• Stakeholders in this project will be demonstrating their interest in environmental education and community empowerment as well as supporting ‘green’ businesses
• This project is an opportunity for Adelaide to showcase current ‘green’ products and services as well as facilitate the promotion of emerging sustainable living innovations
• PEZ will complement several of the objectives in SA’s Strategic Plan, including improving wellbeing, attaining sustainability and fostering creativity and innovation
• This project will encourage greater public use of Adelaide’s Parklands, helping to maintain the Parklands as a public space free from development and alienation

What is permaculture?
Permaculture is the conscious design of ecologically sound, long term human settlements that provide for all our resource needs (e.g. food, fibre, water and energy), as well as social and economic stability, without exploiting or polluting the environment.

30. Support the Establishment of a Sustainable Living Demonstration Site

Permaculture Education Zone (PEZ) is a not-for-profit association that educates people about sustainability concepts.
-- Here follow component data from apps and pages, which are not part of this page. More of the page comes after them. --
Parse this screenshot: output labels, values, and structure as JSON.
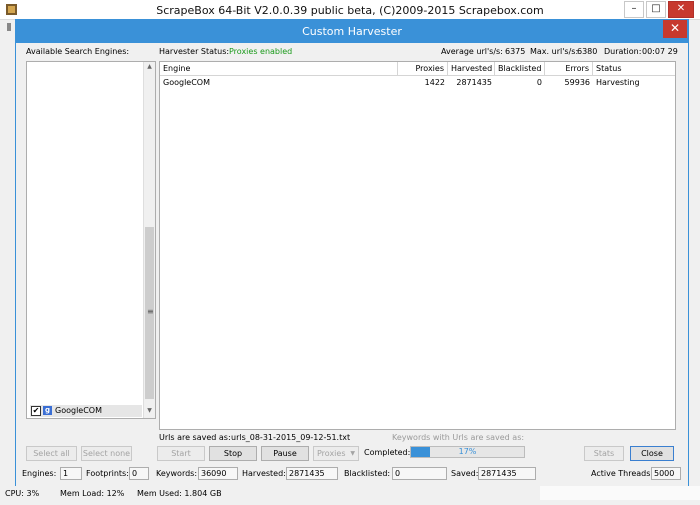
{
  "outer_window": {
    "title": "ScrapeBox 64-Bit V2.0.0.39 public beta, (C)2009-2015 Scrapebox.com",
    "minimize_glyph": "–",
    "maximize_glyph": "□",
    "close_glyph": "✕"
  },
  "dialog": {
    "title": "Custom Harvester",
    "close_glyph": "✕",
    "available_engines_label": "Available Search Engines:",
    "harvester_status_label": "Harvester Status:",
    "harvester_status_value": "Proxies enabled",
    "avg_urls_label": "Average url's/s:",
    "avg_urls_value": "6375",
    "max_urls_label": "Max. url's/s:",
    "max_urls_value": "6380",
    "duration_label": "Duration:",
    "duration_value": "00:07 29"
  },
  "engines": {
    "items": [
      {
        "label": "GoogleCOM",
        "checked": true,
        "icon": "google-icon",
        "check_glyph": "✔",
        "icon_glyph": "g"
      }
    ],
    "scroll_grip": "≡",
    "scroll_up": "▲",
    "scroll_down": "▼"
  },
  "grid": {
    "columns": [
      "Engine",
      "Proxies",
      "Harvested",
      "Blacklisted",
      "Errors",
      "Status"
    ],
    "rows": [
      {
        "engine": "GoogleCOM",
        "proxies": "1422",
        "harvested": "2871435",
        "blacklisted": "0",
        "errors": "59936",
        "status": "Harvesting"
      }
    ]
  },
  "save_info": {
    "urls_label": "Urls are saved as:",
    "urls_file": "urls_08-31-2015_09-12-51.txt",
    "keywords_label": "Keywords with Urls are saved as:"
  },
  "buttons": {
    "select_all": "Select all",
    "select_none": "Select none",
    "start": "Start",
    "stop": "Stop",
    "pause": "Pause",
    "proxies": "Proxies",
    "proxies_arrow": "▼",
    "stats": "Stats",
    "close": "Close"
  },
  "progress": {
    "label": "Completed:",
    "percent": 17,
    "text": "17%"
  },
  "stats_bar": {
    "engines_label": "Engines:",
    "engines_value": "1",
    "footprints_label": "Footprints:",
    "footprints_value": "0",
    "keywords_label": "Keywords:",
    "keywords_value": "36090",
    "harvested_label": "Harvested:",
    "harvested_value": "2871435",
    "blacklisted_label": "Blacklisted:",
    "blacklisted_value": "0",
    "saved_label": "Saved:",
    "saved_value": "2871435",
    "threads_label": "Active Threads:",
    "threads_value": "5000"
  },
  "system_bar": {
    "cpu": "CPU:  3%",
    "mem_load": "Mem Load:  12%",
    "mem_used": "Mem Used:  1.804 GB"
  },
  "colors": {
    "accent": "#3a91d8",
    "status_green": "#1a9a1a",
    "close_red": "#c7392e"
  }
}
PEZ will operate from a garden and sustainable living demonstration site, as well as from school classrooms and other educational venues.

Vision
Adelaide will be a resilient city, having increased its resource efficiency, reduced its ecological footprint and empowered its citizens throughout all suburban communities by achieving local food security.

Mission
To foster community engagement in local food production and sustainable living through permaculture education

Opportunities and Benefits
• Adelaide does not currently have a city farm – unlike Melbourne, Sydney, Brisbane and Perth – this project will bring Adelaide in line with a growing national interest in sustainability education and urban agriculture
• This project is an opportunity for Adelaide to showcase current ‘green’ products and services as well as facilitate the promotion of emerging sustainable living innovations
• Stakeholders in this project will be supporting ‘green’ businesses and demonstrating their interest in sustainability
• This project will be a mechanism for bringing together the wider community around a common theme – sustainability
• The community spirit generated by this project will help to increase general happiness and liveability in Adelaide
• This project will encourage greater public use of Adelaide’s Parklands, helping to maintain the Parklands as a public space free from development and alienation

Objectives
• Establish a sustainability demonstration site that attracts both locals & tourists
• Foster creativity & innovation via art & garden design competitions
• Demonstrate energy efficiency & water-wise gardening practices
• Provide hands-on education in permaculture principles
• Empower people to grow their own food at home
• Produce an abundance of food from the garden